Turner’s kidney problems began with hypertension, which was diagnosed all the way back in 1978. The singer, however, didn’t really know what high blood pressure meant at the time and failed to properly care for herself. “I considered high blood pressure my normal. Hence, I didn’t really try to control it,” Turner told the European Health Kidney Alliance. In 2009 and 2013, the diva suffered strokes that led to failing kidneys. She was diagnosed with intestinal cancer in 2016 but also faced total kidney failure. Bach would save his love, offering his kidney in a transplant that would add years to Turner’s life.

Tina Turner and Adrienne Warren speak during "Tina: The Tina Turner Musical" opening night.

John Lamparski // Getty Images

2019: A Broadway success

On Nov. 7, 2019, “Tina: The Tina Turner Musical” opened on Broadway. Written by playwright Katori Hall and directed by Phyllida Lloyd, the show was first staged in London and included 23 songs, including the star’s standards: “Nutbush City Limits,” “Proud Mary,” and “What’s Love Got to Do with It.” The musical adaptation to Turner’s life was a hit, grossing $1.4 million in the first three days and playing to a standing crowd at the Lunt-Fontanne Theatre. It was joined by other musicals supported by celebrity star power, The Temptations-based “Ain’t Too Proud” and “Jagged Little Pill” with songs from Alanis Morissette.

Tina Turner performs on stage at the GelreDome.

Rob Verhorst // Getty Images

2021: Goodbye to 60 years of music

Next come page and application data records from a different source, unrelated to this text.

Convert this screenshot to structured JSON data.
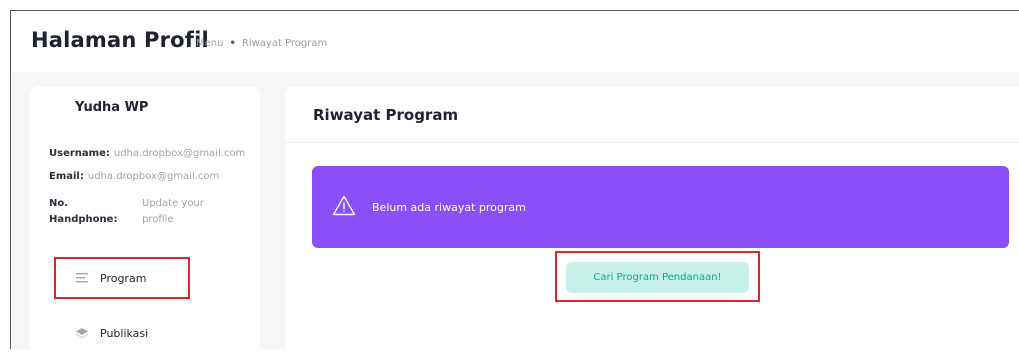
{
  "header": {
    "title": "Halaman Profil",
    "breadcrumb": {
      "first": "Menu",
      "separator": "•",
      "current": "Riwayat Program"
    }
  },
  "profile": {
    "name": "Yudha WP",
    "username_label": "Username:",
    "username_value": "udha.dropbox@gmail.com",
    "email_label": "Email:",
    "email_value": "udha.dropbox@gmail.com",
    "phone_label_line1": "No.",
    "phone_label_line2": "Handphone:",
    "phone_value_line1": "Update your",
    "phone_value_line2": "profile"
  },
  "nav": {
    "items": [
      {
        "label": "Program",
        "icon": "list-icon",
        "active": true
      },
      {
        "label": "Publikasi",
        "icon": "layers-icon",
        "active": false
      }
    ]
  },
  "main": {
    "title": "Riwayat Program",
    "alert": {
      "icon": "warning-icon",
      "text": "Belum ada riwayat program"
    },
    "cta_label": "Cari Program Pendanaan!"
  },
  "colors": {
    "alert_bg": "#8a4ff7",
    "cta_bg": "#c6f1e9",
    "cta_text": "#17a58b",
    "highlight_outline": "#d7282f"
  }
}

By March 2021, Turner had released a new HBO documentary, “Tina,” in her own words featuring commentary from the many people who helped her along the way. Filmed in her home in Zurich, “Tina” documents some of her last years in the public eye and allows the star to shape (and sometimes rewrite) her own story decades later. In October, she sold her music catalog. According to BBC, the rights were sold for an undisclosed amount that is estimated to be $50 million to publishing company BMG.

Angela Bassett inducts Tina Turner onstage during the 36th Annual Rock & Roll Hall Of Fame Induction Ceremony.

Kevin Kane // Getty Images

2021: A Hall of Famer in her own right

Tina Turner was inducted into the Rock ‘n’ Roll Hall of Fame for the second time in her life in October 2021. Three decades prior, she received the honor as part of the Ike and Tina duo, but this time, the accolade was all her own. “What brings us here tonight is Tina’s journey to independence,” said actress Angela Bassett, who inducted the star that night. In a tribute, singer Pink movingly remarked, “To just be reaching her peak at the age of 50. It’s not only inspiring to us women, but it’s changing the rules of the playbook.”

Flowers and memorabilia at Tina Turner's star on the Walk of Fame.

AaronP/Bauer-Griffin // Getty Images

2023: Rest in well-deserved peace

After 60 years in the business, with countless awards and accolades, Tina Turner died on May 24, 2023, at 83 years old. Turner died peacefully in her home near Zurich, Switzerland, after battling a stroke, kidney failure, and intestinal cancer. She leaves behind millions of fans across the world, a complicated legacy of survival and resurgence, and an inspiration for generations of musicians.

Data reporting by Eliza Siegel. Story editing by Carren Jao. Copy editing by Tim Bruns. Photo selection by Clarese Moller.